» What the task requires: Before you finish, make sure every line below has been written out exactly.
------
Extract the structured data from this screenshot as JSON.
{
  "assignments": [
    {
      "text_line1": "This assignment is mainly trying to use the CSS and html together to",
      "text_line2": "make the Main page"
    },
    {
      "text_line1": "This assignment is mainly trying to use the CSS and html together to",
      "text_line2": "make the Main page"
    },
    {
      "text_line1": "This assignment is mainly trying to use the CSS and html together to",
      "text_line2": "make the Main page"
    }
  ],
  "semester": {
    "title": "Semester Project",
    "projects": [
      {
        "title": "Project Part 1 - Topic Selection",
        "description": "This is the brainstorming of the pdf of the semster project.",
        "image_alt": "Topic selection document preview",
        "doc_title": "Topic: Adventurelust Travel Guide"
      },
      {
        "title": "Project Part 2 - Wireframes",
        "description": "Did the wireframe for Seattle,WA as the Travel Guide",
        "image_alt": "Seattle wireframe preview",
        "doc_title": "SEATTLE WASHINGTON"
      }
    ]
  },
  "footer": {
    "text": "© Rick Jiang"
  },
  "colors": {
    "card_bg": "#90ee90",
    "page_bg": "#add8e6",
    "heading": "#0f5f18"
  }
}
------
» Response box:
Extract the structured data from this screenshot as JSON.
{
  "assignments": [
    {
      "text_line1": "This assignment is mainly trying to use the CSS and html together to",
      "text_line2": "make the Main page"
    },
    {
      "text_line1": "This assignment is mainly trying to use the CSS and html together to",
      "text_line2": "make the Main page"
    },
    {
      "text_line1": "This assignment is mainly trying to use the CSS and html together to",
      "text_line2": "make the Main page"
    }
  ],
  "semester": {
    "title": "Semester Project",
    "projects": [
      {
        "title": "Project Part 1 - Topic Selection",
        "description": "This is the brainstorming of the pdf of the semster project.",
        "image_alt": "Topic selection document preview",
        "doc_title": "Topic: Adventurelust Travel Guide"
      },
      {
        "title": "Project Part 2 - Wireframes",
        "description": "Did the wireframe for Seattle,WA as the Travel Guide",
        "image_alt": "Seattle wireframe preview",
        "doc_title": "SEATTLE WASHINGTON"
      }
    ]
  },
  "footer": {
    "text": "© Rick Jiang"
  },
  "colors": {
    "card_bg": "#90ee90",
    "page_bg": "#add8e6",
    "heading": "#0f5f18"
  }
}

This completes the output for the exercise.